Huh; I’ve never made rice or oatmeal that way, I always just scale in proportion 😛 Maybe it’s because less water (proportionately) would be lost to evaporation? I have no idea. Strange indeed.

Hello,

Sorry to reply to an old post, just found this because I’m having issues with this scale up and google suggested your post. I’m having the same issue as Gnome Beard. Made a great thick lotion at 4oz, scaled up to 16oz and it turned out runny 🙁 I double checked my calcs in your spreadsheet and it’s correct. What I find is that the water % needs to be reduced when scaling up. What amount by I’m not sure. I tried scaling up a cuticle balm (oil only) recipe and it worked great. As soon as water is involved, it’s not the same consistency anymore. Any suggestions? I hate wasting product 🙁

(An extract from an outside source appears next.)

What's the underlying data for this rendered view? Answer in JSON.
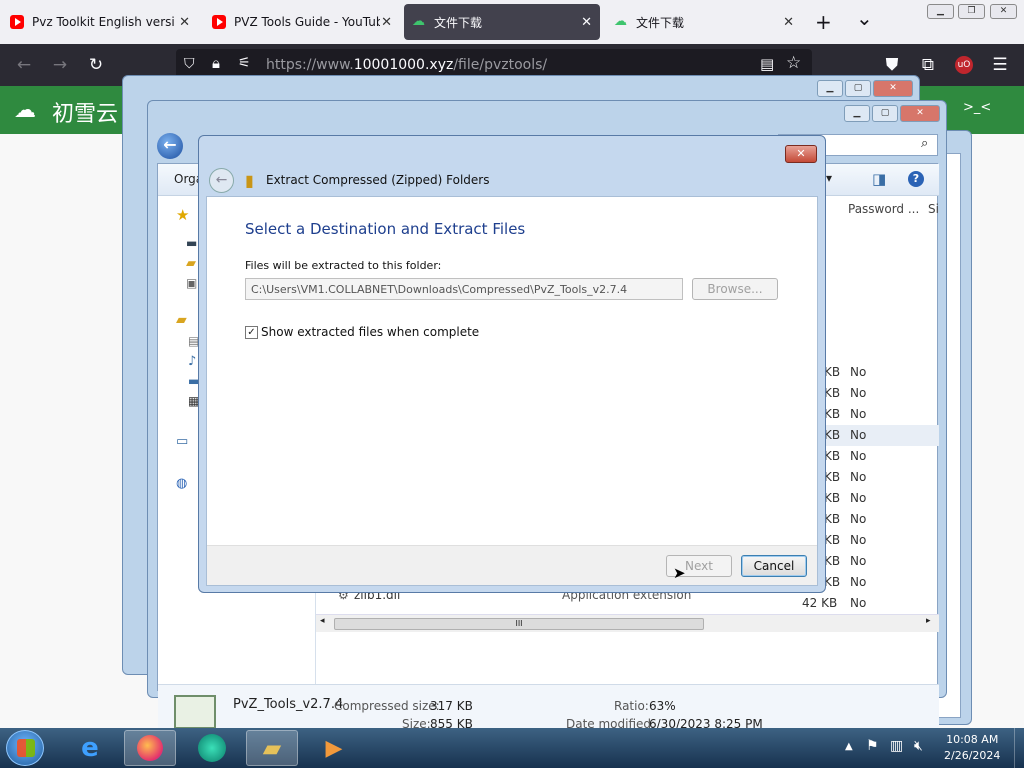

When you make your lotion are you topping up your water phase to replace the water lost before combining the phases? If not, a smaller batch would lose a larger percentage of the water to evaporation than a larger batch would, so that would likely explain it 🙂

Thank you so much. This is so helpful.

You’re very welcome! 🙂

Thank you so much I needed this! I am a big fan thank you for all your posts<3 You have taught me so much You are my go to DIY bible.

I’m so glad it was useful! Happy making 🙂

what kind of scale is pictured? You spoke of one you liked for weighing in grams and I can’t find the article. I prefer using grams when dealing with small amounts and want a scale for that. I have a good scale already but it doesn’t register odd numbers, goes from 2 to 4 etc in grams.

Those two are from Lotion Crafter 🙂

Thanks

The link to Lotion Crafter for the scales does not work. I really need to find a scale that registers odd numbers but have not had any luck. I’ve purchased 2 on Amazon but neither works as I need them to. How can I find scales that will register grams in odd numbers?

Any scale that measures in increments of 1g will measure odd numbers, while ones that work in 2g increments will not. Amazon has many, but you do need to read the description of the scale carefully. I’ve updated this page with a list of scales I am currently using, which should help 🙂